I spent a couple of hours with Teresa having a browse around the large modern shopping centre on the dockside and then headed up to the fort/park.

There were several Black Redstarts around and also some White Wagtails near a small stream and just as I was making my way back to the ship I spotted a Short-toed Treecreeper doing exactly what it says on the tin.

Our final day was spent at sea as we headed back to Southampton up through the Bay of Biscay in fairly benign conditions,I think I must have seen every Gannet in the northern hemisphere,several Kittiwakes but also picked up some more Cory's and also a bird that I really wanted to see which was Sabine's Gull and probably saw about six throughout the final day.
We docked in Southampton early a.m Fri 29th and our holiday was over for another year,the ship was fantastic and brilliant value for money,entertainment fantastic,the food was glorious even if the drinks were quite expensive (captive audience I guess !!) and the birding wasn't too bad either.

Sunday, October 24, 2010

Angle Dangle

An early trip this morning was rewarded with excellent views of the long-staying Squacco Heron at Angle Bay.
A very confiding bird, continuously feeding on small fish for the hour that we spent there watching and completely ignorant of onlookers.
Angle Bay at Dawn
(Shot carefully crafted to avoid oil refinery backdrop)
Squacco Heron crippler

Wednesday, October 13, 2010

How many ...

...will the TM be munching on this weekend?
The wafer of choice for young listers.

Thursday, October 07, 2010

"An Eggy Nun Weekend"

With Dan entertaining guests,Wayne away watching his beloved Spurs and Kevin still D.I.Y ing I had to go it alone this weekend for a change.
With a poor weather forecast myself and Teresa decided to stay at home instead of going up to the caravan and so on Saturday morning (2.Oct) I decided to pay a visit to Eglwys Nunydd Reservoir (Glamorgan's rarity mecca in recent weeks !) in the hope of finding something out of the usual.
I decided to give the legs a stretch and do a full circuit on what was a gloriously sunny morning,plenty of Cetti's Warblers were singing and with only the usual gulls and waterfowl showing I was three-quarters of the way around before a tern caught my attention at the West end.
Using my superbly honed tern ID skills I quickly identified it as an Arctic Tern (or rather I checked the GBC sightings page on my iPhone and it had already been posted as an Arctic !!)
Anyway, it hung about at the West end of the rez enabling me to get a few reasonable record shots of the bird in flight.

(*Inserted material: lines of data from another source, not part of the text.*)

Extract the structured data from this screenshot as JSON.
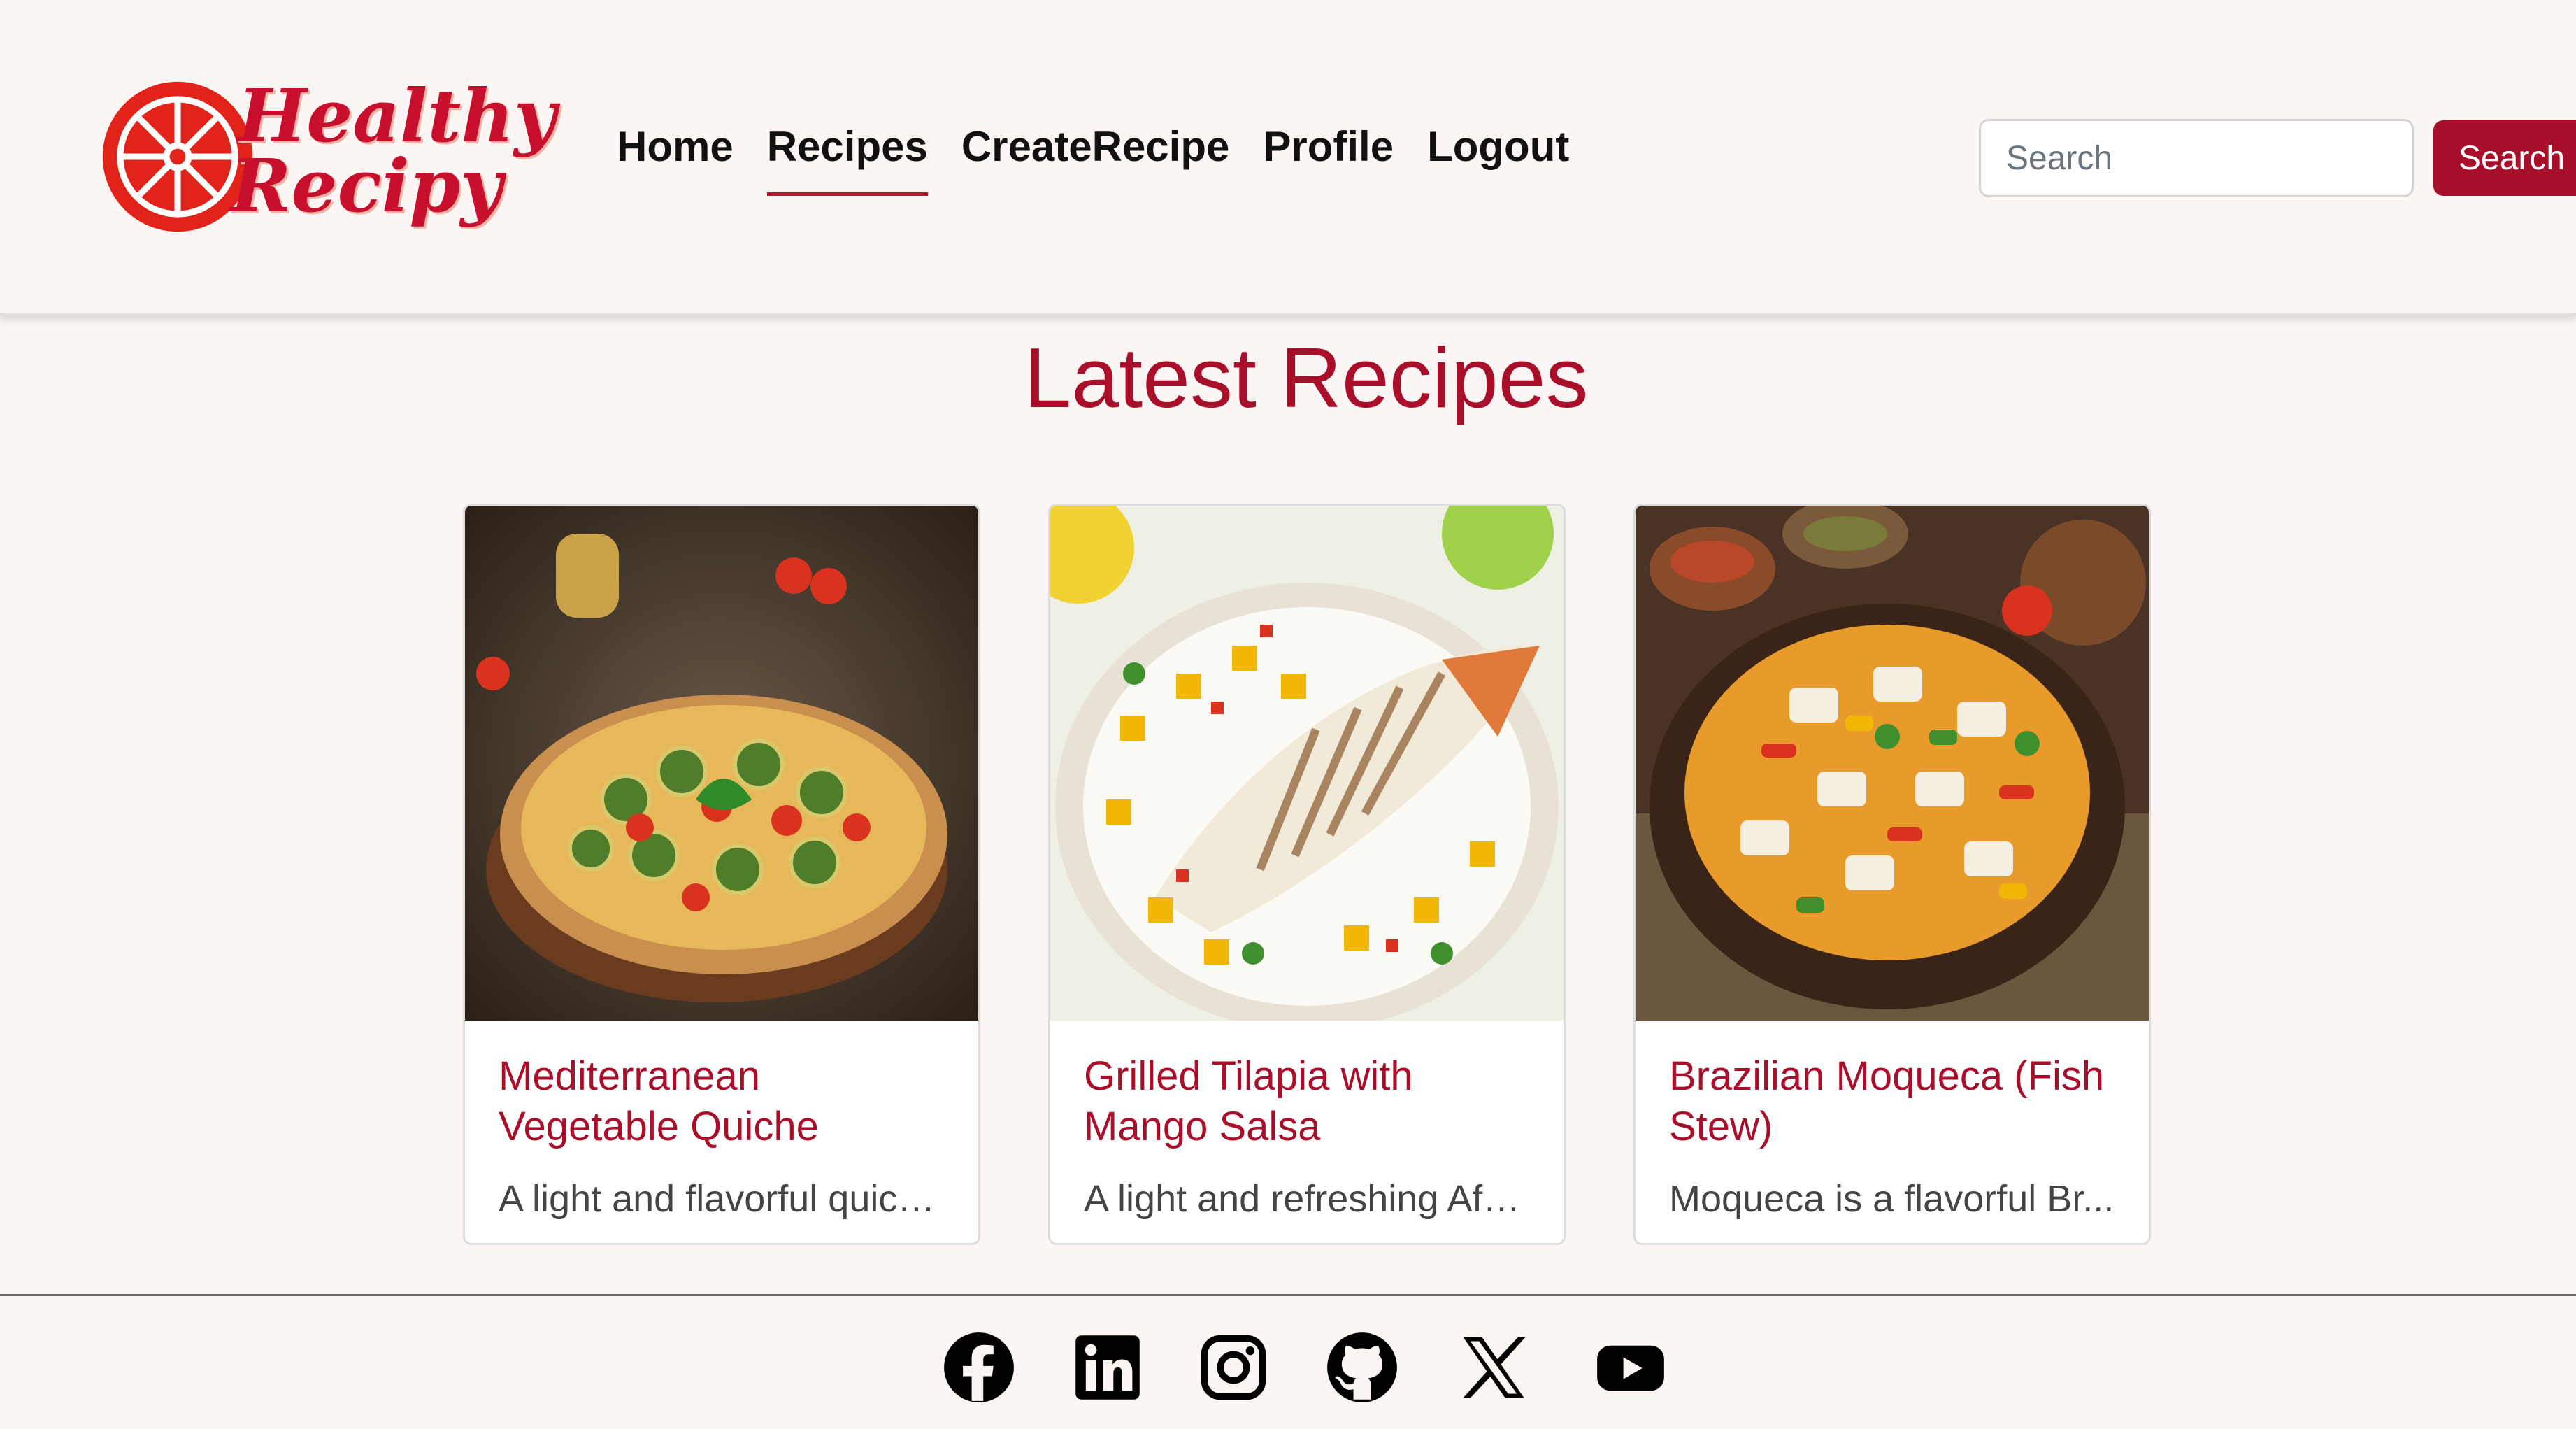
{
  "header": {
    "logo": {
      "line1": "Healthy",
      "line2": "Recipy"
    },
    "nav": [
      "Home",
      "Recipes",
      "CreateRecipe",
      "Profile",
      "Logout"
    ],
    "active_nav": "Recipes",
    "search": {
      "placeholder": "Search",
      "button_label": "Search"
    }
  },
  "main": {
    "title": "Latest Recipes",
    "recipes": [
      {
        "title": "Mediterranean Vegetable Quiche",
        "description": "A light and flavorful quich..."
      },
      {
        "title": "Grilled Tilapia with Mango Salsa",
        "description": "A light and refreshing Afri..."
      },
      {
        "title": "Brazilian Moqueca (Fish Stew)",
        "description": "Moqueca is a flavorful Br..."
      }
    ]
  },
  "footer": {
    "social_icons": [
      "facebook-icon",
      "linkedin-icon",
      "instagram-icon",
      "github-icon",
      "x-icon",
      "youtube-icon"
    ]
  },
  "colors": {
    "accent": "#a90f2a",
    "background": "#fbf6f4",
    "logo_red": "#c8102e"
  }
}
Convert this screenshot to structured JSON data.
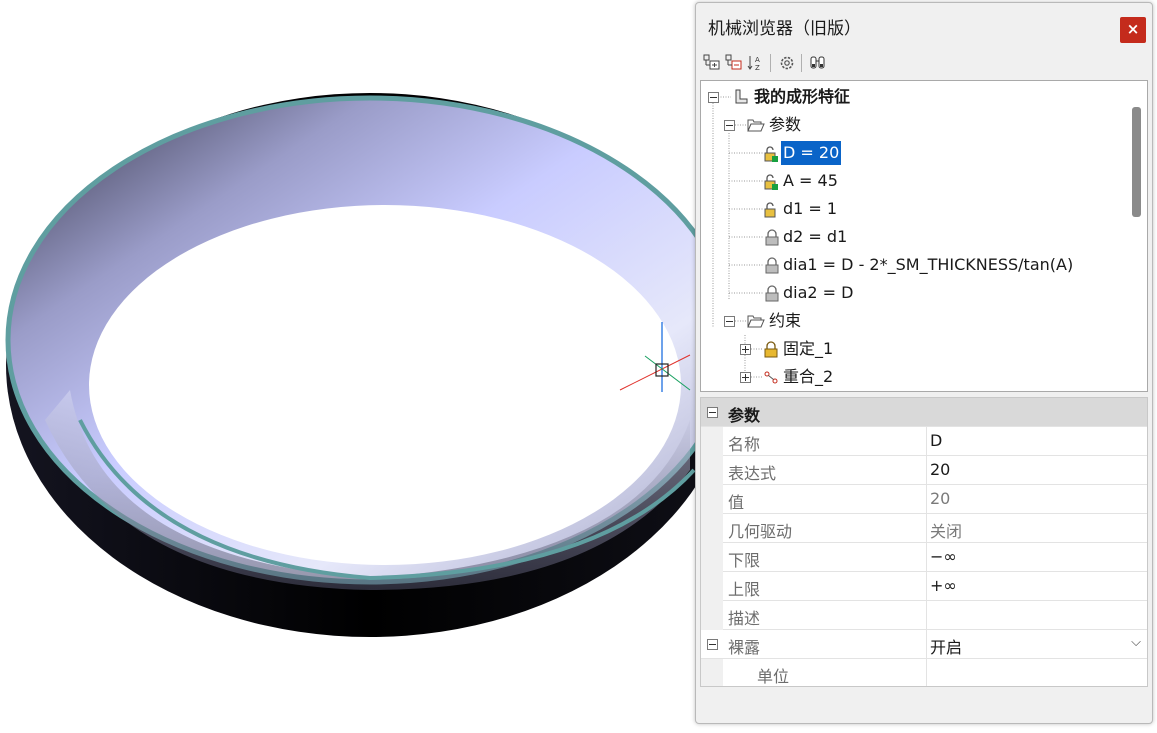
{
  "window": {
    "title": "机械浏览器（旧版）",
    "close_label": "×"
  },
  "toolbar": {
    "icons": [
      "expand-all-icon",
      "collapse-all-icon",
      "sort-az-icon",
      "settings-icon",
      "find-icon"
    ]
  },
  "tree": {
    "root": "我的成形特征",
    "params_folder": "参数",
    "params": [
      "D = 20",
      "A = 45",
      "d1 = 1",
      "d2 = d1",
      "dia1 = D - 2*_SM_THICKNESS/tan(A)",
      "dia2 = D"
    ],
    "constraints_folder": "约束",
    "constraints": [
      "固定_1",
      "重合_2"
    ]
  },
  "properties": {
    "section": "参数",
    "rows": [
      {
        "name": "名称",
        "value": "D"
      },
      {
        "name": "表达式",
        "value": "20"
      },
      {
        "name": "值",
        "value": "20"
      },
      {
        "name": "几何驱动",
        "value": "关闭"
      },
      {
        "name": "下限",
        "value": "−∞"
      },
      {
        "name": "上限",
        "value": "+∞"
      },
      {
        "name": "描述",
        "value": ""
      }
    ],
    "exposed": {
      "name": "裸露",
      "value": "开启"
    },
    "unit": {
      "name": "单位",
      "value": ""
    }
  },
  "colors": {
    "selection": "#0a64c8",
    "close": "#c42b1c",
    "ring_edge": "#5f9ea0"
  }
}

Judging by the upperwing patterns it looked like a juvenile bird.

I had my fill of the lone tern and headed back to the car passing one of many Great Crested Grebes that call Eglwys home which came in really close to the bank and offered a good photographic opportunity.

Sunday(3.Oct) dawned wet and miserable so a lay-in was in order,I was sorely tempted to watch some of the much interupted Ryder Cup golf in the afternoon but the temptation to go was to great and I headed down to Port Talbot to have a look around the docks area for perhaps a rare gull or tern.

Plenty of the former about but only a single adult Med Gull of note at the sand wharf and too far away to photograph so I thought I'd call in again at Eglwys on my way home.

Upon arrival there were already two birders there with 'scopes up at the West end one of which was Martyn Hnatiuk and the other I think was Graham Roblyn but I couldn't be sure.

Martyn informed me that the Arctic Tern was still there in company with a Black Tern and as we watched them a couple of Little Gulls dropped in out of nowhere and offered the chance of a few record shots.

One was a full adult bird with it's distinctive dark underwing and the other a 1st winter bird with it's equally distinctive bold W pattern on it's upperwing.

The other birder left and Martyn and I chatted for a while mostly about his quest to set a new Glamorgan Year List record before he to decided to call it a day.

Both terns were favouring the West end of the rez and so I moved around to the west side to get the setting sun behind me and managed a few more shots of both birds before the light faded.

I'd gone out with an open mind and after a disappointing hour or two down around the docks Eglwys had yet again delivered and I headed for home more than happy with the "snaps" of the terns with the Little Gulls a really unexpected bonus.